“We're looking to do that in short order, as well, leveraging what's already in place in terms of the infrastructure we've created with Open AP in partnership with [clean room technology company] Snowflake,” he said.
The programmers want their first-party data used by third-party measurement companies, Bhatia said. “That has not happened in any of the existing efforts, quite frankly that are underway across the industry. Nielsen has so far opted not to use the programmers' first party data as part of Nielsen One, he said.
As it develops, the JIC will operate in parallel and increasingly independent from OpenAP. A management structure and executive leadership for the JIC will be determined shortly, Bhatia said.
"This will be a separate and new entity that we're going to be inviting additional members into within the premium video ecosystem," he said. Adding that the JIC will be “working very collaboratively with all the existing trade bodies and obviously the buy side of agencies and clients that ultimately are necessary to create a true industry solution.”
Bhatia said the JIC would hire an auditor to ensure that viewing data is not being manipulated before being included in the measurement products produced by third-party measurement companies.
Media Rating Council's Role
The Media Rating Council, the current ratings business watchdog, would retain its role in making sure the third-party measurement companies’ methodology and systems do what they say they’re supposed to do.
The JIC will look at how measurement products are designed to make sure they’re useful to the industry. The JIC would set standards, such as measurement should be based on big data, be interoperable, transparent, auditable and support clean rooms.
“In terms of how those individual products work, that’s the work of the MRC,” said Halley. “The business will continue to be dependent on the MRC to certify those products.”
The JIC will not prevent buyers and programmers from choosing what measurement systems they use, Halley said.
“At NBCU, we will continue to make progress driving the adoption of new currencies in the next cycle,” Bhatia said.
“We're going to continue to work with the providers we work with and we will continue to light them up,” added Halley, speaking for Paramount. “We have one that you know is going to be coming online very, very soon.”
Paramount will continue to evaluate the measurement companies and currencies it uses. “Because we're using them now doesn’t mean we’re necessarily going to be using them in the future,” Halley said. “It is going to be subject to the certification requirements, their capabilities and our vision of the future measurement.”
Halley noted that the measurement world will be transformed between now, with the formations of the JIC and the launch of Nielsen One and September 2024, which Nielsen said its panel-based measurement and the C3 and C7 commercial ratings will be retired.
“What this does is it creates a formalized framework for evaluation of the currencies of what will be in play as part of that future state.
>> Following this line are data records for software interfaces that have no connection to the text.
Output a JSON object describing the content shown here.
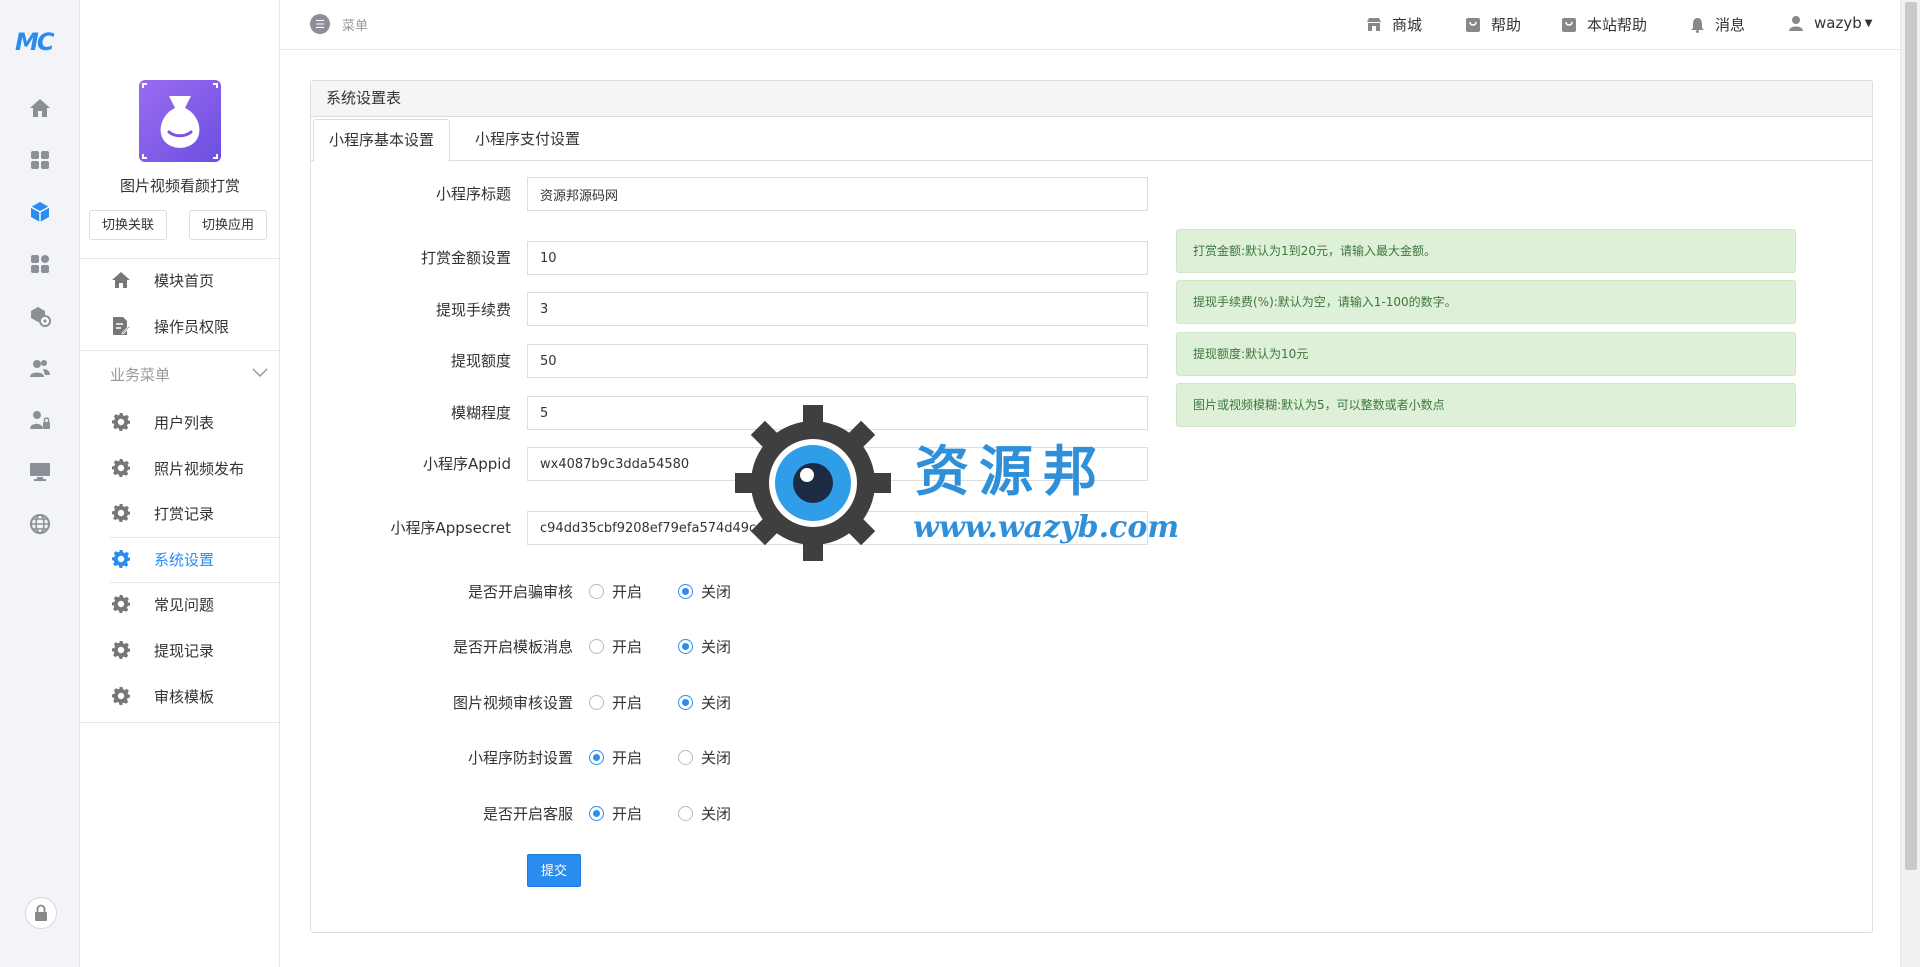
{
  "brand": {
    "logo_text": "MC"
  },
  "rail": {
    "items": [
      {
        "icon": "home-icon"
      },
      {
        "icon": "apps-icon"
      },
      {
        "icon": "cube-icon"
      },
      {
        "icon": "modules-icon"
      },
      {
        "icon": "plugin-icon"
      },
      {
        "icon": "users-icon"
      },
      {
        "icon": "user-lock-icon"
      },
      {
        "icon": "monitor-icon"
      },
      {
        "icon": "globe-icon"
      }
    ]
  },
  "sidebar": {
    "app_name": "图片视频看颜打赏",
    "switch_link_label": "切换关联",
    "switch_app_label": "切换应用",
    "top_items": [
      {
        "label": "模块首页",
        "icon": "home-icon"
      },
      {
        "label": "操作员权限",
        "icon": "edit-icon"
      }
    ],
    "group_label": "业务菜单",
    "items": [
      {
        "label": "用户列表",
        "icon": "gear-icon"
      },
      {
        "label": "照片视频发布",
        "icon": "gear-icon"
      },
      {
        "label": "打赏记录",
        "icon": "gear-icon"
      },
      {
        "label": "系统设置",
        "icon": "gear-icon",
        "active": true
      },
      {
        "label": "常见问题",
        "icon": "gear-icon"
      },
      {
        "label": "提现记录",
        "icon": "gear-icon"
      },
      {
        "label": "审核模板",
        "icon": "gear-icon"
      }
    ]
  },
  "header": {
    "menu_label": "菜单",
    "links": [
      {
        "label": "商城",
        "icon": "store-icon"
      },
      {
        "label": "帮助",
        "icon": "bag-icon"
      },
      {
        "label": "本站帮助",
        "icon": "bag-icon"
      },
      {
        "label": "消息",
        "icon": "bell-icon"
      },
      {
        "label": "wazyb",
        "icon": "user-icon"
      }
    ]
  },
  "panel": {
    "title": "系统设置表",
    "tabs": [
      {
        "label": "小程序基本设置",
        "active": true
      },
      {
        "label": "小程序支付设置"
      }
    ]
  },
  "form": {
    "fields": [
      {
        "label": "小程序标题",
        "value": "资源邦源码网"
      },
      {
        "label": "打赏金额设置",
        "value": "10"
      },
      {
        "label": "提现手续费",
        "value": "3"
      },
      {
        "label": "提现额度",
        "value": "50"
      },
      {
        "label": "模糊程度",
        "value": "5"
      },
      {
        "label": "小程序Appid",
        "value": "wx4087b9c3dda54580"
      },
      {
        "label": "小程序Appsecret",
        "value": "c94dd35cbf9208ef79efa574d49ca57"
      }
    ],
    "tips": [
      "打赏金额:默认为1到20元，请输入最大金额。",
      "提现手续费(%):默认为空，请输入1-100的数字。",
      "提现额度:默认为10元",
      "图片或视频模糊:默认为5，可以整数或者小数点"
    ],
    "radios": [
      {
        "label": "是否开启骗审核",
        "on_label": "开启",
        "off_label": "关闭",
        "selected": "off"
      },
      {
        "label": "是否开启模板消息",
        "on_label": "开启",
        "off_label": "关闭",
        "selected": "off"
      },
      {
        "label": "图片视频审核设置",
        "on_label": "开启",
        "off_label": "关闭",
        "selected": "off"
      },
      {
        "label": "小程序防封设置",
        "on_label": "开启",
        "off_label": "关闭",
        "selected": "on"
      },
      {
        "label": "是否开启客服",
        "on_label": "开启",
        "off_label": "关闭",
        "selected": "on"
      }
    ],
    "submit_label": "提交"
  },
  "watermark": {
    "title": "资源邦",
    "url": "www.wazyb.com"
  },
  "colors": {
    "accent": "#2b8cf0",
    "tip_bg": "#dff0d8",
    "tip_text": "#3c763d"
  }
}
It allows acceleration for the operationalization of those currencies, so we can work towards that future where all currencies are going to be new currencies,” he said.
“Remember Nielsen One is a new currency, just as VideoAmp is a new currency, just as iSpot is a new currency,” he said. “They don't have any, built-in advantage necessarily just because they're called Nielsen. It's an entirely different viewing data set. It's an entirely different set of capabilities and protocols and those need to be evaluated put under a microscope for us to look at.” ■
Broadcasting & Cable Newsletter
The smarter way to stay on top of broadcasting and cable industry. Sign up below
Jon has been business editor of Broadcasting+Cable since 2010. He focuses on revenue-generating activities, including advertising and distribution, as well as executive intrigue and merger and acquisition activity. Just about any story is fair game, if a dollar sign can make its way into the article. Before B+C, Jon covered the industry for TVWeek, Cable World, Electronic Media, Advertising Age and The New York Post. A native New Yorker, Jon is hiding in plain sight in the suburbs of Chicago.